Once, during a discussion in a larger group, a friend said that she wasn’t bothered by wearing a size M or L, but it would worry her if she wore L or XL. When I asked her why, she couldn’t give me any logical argument.

It is our subconscious that gives women such feelings about sizes – this is what we are indoctrinated with. Every publication we see, every model during a fashion shoot reproduces the same pattern – the less space a woman takes up, the better. And so we also want to identify with the smallest size possible.

  1. Why are sizing tables so very different from each other? Why can’t brands adopt one sizing scheme, so that a size 40 will be the same everywhere?

Until the 1820s, clothing was made individually for every person. In order to buy a new dress, a woman needed to go to a tailor and have it properly adjusted. Once clothing began to be produced on a mass scale, sizes were needed. Clothing production moved to factories, where each worker was responsible for one element of clothing, not the whole of it. Today, each brad or designer has their own sizing table so they can prepare a collection. Some decided on sizes ranging from S to L, others from XS to XL or XXS to 6XL. Regardless of what scheme a company adopts, clothing is created for their customers, taking their body shape into account above all. Companies making clothing for middle-aged women, have a middle-aged woman as their model, while younger companies use younger models. However, regardless of what sizing model is used, it is usually a person who represents the middle of the sizing scale.

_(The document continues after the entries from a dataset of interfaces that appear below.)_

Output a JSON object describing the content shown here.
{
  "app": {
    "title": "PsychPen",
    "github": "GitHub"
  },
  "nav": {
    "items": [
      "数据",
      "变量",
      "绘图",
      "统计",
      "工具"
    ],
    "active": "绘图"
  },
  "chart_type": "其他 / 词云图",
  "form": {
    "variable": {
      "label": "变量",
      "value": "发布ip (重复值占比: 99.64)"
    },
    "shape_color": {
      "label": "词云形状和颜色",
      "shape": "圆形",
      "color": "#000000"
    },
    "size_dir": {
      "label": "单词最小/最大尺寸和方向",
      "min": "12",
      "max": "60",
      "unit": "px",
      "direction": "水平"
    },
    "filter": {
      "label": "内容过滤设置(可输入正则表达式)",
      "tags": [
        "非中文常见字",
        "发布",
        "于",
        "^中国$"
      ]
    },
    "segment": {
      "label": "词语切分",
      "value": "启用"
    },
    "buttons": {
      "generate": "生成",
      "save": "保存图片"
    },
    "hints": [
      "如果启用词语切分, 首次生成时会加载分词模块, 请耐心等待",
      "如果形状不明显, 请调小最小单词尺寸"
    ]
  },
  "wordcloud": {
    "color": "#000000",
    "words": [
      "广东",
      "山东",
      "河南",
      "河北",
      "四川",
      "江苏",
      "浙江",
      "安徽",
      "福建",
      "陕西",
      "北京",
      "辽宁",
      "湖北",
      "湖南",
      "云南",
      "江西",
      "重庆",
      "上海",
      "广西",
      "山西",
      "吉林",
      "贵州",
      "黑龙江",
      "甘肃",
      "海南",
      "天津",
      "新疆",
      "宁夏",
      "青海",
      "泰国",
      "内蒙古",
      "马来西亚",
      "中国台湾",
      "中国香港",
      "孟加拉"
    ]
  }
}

Next, designers take on sizing the model upwards and downwards, based on proportions from the design model. This is why it’s impossible for every brand to have the same scale, because too many factors influence the final result.

  1. How am I supposed to know what my size is?

First of all, the sizing table. Remember, these tables are your best friends. In order to read it well, you need to know your basic measurements: chest, waist and hips. Additionally, take into account the fabric the clothing is made out of. Is it stretchy? Is the cut fitted or loose? If your measurements fall between two sizes (which happens quite often), take the fabric and cut into consideration when deciding if you need the smaller or larger size. What if you’ve already bought it and it doesn’t fit the way it should? Don’t be afraid to have it tailored to fit you – for a low cost, you’ll get an outfit that first perfectly and that will serve you for years.

  1. How can my friend and I be the same size when our figures are significantly different?

Everyone is built differently, we have different muscle mass, height, bra size or body proportions. We have different arm lengths, shoulder widths or neck lengths. And all of that is very much all right. The fact that our bodies are so different is what makes us special and unique. So don’t look at others and don’t envy them their bodies – instead, learn your own body, measurements and proportions, and treat them as neutral facts. The more you fear your own body, the less you know about it, and the less you know, the more problems you’ll have with finding an outfit that fits.

  1. How to make shopping easier and less problematic?

First of all, remember that the number on the sizing label doesn’t determine your value, beauty, intelligence or passion. It’s just a number that, as I’ve mentioned, will be different depending on the brand. If a given size doesn’t fit, try another. It’s only a piece of fabric, not your body. Buy smart and don’t take shopping too personally, because the only size that matters is your dimensions and not the one on the label.

Categories: News